▶ [Exercise]: From the records below, pull each line that has "this".

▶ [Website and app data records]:
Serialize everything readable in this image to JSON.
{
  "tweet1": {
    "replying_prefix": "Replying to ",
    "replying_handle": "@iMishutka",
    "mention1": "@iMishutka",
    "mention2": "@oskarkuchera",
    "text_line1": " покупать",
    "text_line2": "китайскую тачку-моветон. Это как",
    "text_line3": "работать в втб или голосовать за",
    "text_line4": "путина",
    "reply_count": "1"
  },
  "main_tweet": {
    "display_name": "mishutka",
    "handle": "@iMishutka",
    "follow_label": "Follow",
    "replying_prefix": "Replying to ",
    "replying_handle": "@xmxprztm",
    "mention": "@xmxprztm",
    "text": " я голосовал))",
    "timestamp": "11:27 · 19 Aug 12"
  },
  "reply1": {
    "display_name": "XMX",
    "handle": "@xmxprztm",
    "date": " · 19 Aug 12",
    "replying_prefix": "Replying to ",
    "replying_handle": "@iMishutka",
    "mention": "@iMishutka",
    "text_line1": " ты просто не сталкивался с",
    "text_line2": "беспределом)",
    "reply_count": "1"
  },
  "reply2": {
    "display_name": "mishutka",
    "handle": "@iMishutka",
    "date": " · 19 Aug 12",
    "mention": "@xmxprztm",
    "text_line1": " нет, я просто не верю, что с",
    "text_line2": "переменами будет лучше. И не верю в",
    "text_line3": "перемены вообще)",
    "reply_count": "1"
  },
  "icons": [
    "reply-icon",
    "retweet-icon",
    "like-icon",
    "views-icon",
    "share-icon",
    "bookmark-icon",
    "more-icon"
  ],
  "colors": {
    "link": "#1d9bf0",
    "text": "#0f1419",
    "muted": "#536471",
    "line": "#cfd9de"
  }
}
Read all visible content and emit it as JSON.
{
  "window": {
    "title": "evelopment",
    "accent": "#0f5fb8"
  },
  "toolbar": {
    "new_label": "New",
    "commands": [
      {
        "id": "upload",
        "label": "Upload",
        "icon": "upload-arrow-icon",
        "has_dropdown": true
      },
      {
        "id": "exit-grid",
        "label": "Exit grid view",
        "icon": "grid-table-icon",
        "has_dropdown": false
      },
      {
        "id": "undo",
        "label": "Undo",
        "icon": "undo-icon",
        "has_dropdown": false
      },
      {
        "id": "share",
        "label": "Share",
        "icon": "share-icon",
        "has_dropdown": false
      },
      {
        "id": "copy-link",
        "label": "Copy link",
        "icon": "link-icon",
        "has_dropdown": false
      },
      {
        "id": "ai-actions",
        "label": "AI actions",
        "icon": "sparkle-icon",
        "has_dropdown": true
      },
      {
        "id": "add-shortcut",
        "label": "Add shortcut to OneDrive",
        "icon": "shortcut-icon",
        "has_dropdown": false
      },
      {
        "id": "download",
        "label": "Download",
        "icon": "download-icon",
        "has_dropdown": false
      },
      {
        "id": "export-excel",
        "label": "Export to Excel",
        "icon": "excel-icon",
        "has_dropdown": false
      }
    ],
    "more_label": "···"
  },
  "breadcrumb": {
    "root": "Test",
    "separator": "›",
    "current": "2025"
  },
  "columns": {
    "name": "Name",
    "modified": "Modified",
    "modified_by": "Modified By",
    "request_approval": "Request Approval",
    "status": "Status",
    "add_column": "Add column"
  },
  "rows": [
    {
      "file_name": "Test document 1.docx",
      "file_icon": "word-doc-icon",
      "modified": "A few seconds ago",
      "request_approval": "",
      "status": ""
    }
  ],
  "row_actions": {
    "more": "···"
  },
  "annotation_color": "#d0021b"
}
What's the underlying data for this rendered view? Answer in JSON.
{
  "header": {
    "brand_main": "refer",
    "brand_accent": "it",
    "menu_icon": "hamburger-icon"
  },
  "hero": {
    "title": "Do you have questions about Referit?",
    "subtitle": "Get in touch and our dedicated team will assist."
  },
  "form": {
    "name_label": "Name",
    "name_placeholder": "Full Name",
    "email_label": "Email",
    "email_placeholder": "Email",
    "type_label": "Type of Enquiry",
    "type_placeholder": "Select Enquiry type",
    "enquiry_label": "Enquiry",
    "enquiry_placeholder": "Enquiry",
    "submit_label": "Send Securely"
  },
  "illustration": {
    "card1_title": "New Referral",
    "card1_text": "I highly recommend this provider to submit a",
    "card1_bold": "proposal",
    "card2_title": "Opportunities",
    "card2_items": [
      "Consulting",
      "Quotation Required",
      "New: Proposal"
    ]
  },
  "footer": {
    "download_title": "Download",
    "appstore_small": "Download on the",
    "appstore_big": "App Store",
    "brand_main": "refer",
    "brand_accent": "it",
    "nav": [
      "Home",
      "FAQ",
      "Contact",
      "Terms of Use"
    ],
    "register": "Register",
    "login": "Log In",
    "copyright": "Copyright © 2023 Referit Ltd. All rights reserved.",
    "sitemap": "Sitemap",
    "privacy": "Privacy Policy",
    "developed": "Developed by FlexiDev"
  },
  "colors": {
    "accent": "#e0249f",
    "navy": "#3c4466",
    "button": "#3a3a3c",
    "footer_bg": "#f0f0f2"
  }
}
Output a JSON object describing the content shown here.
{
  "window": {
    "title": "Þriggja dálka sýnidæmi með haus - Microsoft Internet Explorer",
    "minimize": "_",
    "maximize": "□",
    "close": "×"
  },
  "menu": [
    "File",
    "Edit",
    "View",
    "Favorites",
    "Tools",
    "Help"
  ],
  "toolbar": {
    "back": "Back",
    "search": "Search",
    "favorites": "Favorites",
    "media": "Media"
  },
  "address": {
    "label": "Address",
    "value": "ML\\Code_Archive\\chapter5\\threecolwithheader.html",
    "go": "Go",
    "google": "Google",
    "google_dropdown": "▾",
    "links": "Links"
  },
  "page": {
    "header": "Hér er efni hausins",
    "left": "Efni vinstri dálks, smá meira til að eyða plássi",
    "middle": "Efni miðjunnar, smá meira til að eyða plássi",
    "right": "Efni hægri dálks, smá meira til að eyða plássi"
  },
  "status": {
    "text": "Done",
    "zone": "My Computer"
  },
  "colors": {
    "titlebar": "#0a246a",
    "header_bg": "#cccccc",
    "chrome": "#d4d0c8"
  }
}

▶ [Completed exercise]:
Serialize everything readable in this image to JSON.
What's the underlying data for this rendered view? Answer in JSON.
    "card1_text": "I highly recommend this provider to submit a",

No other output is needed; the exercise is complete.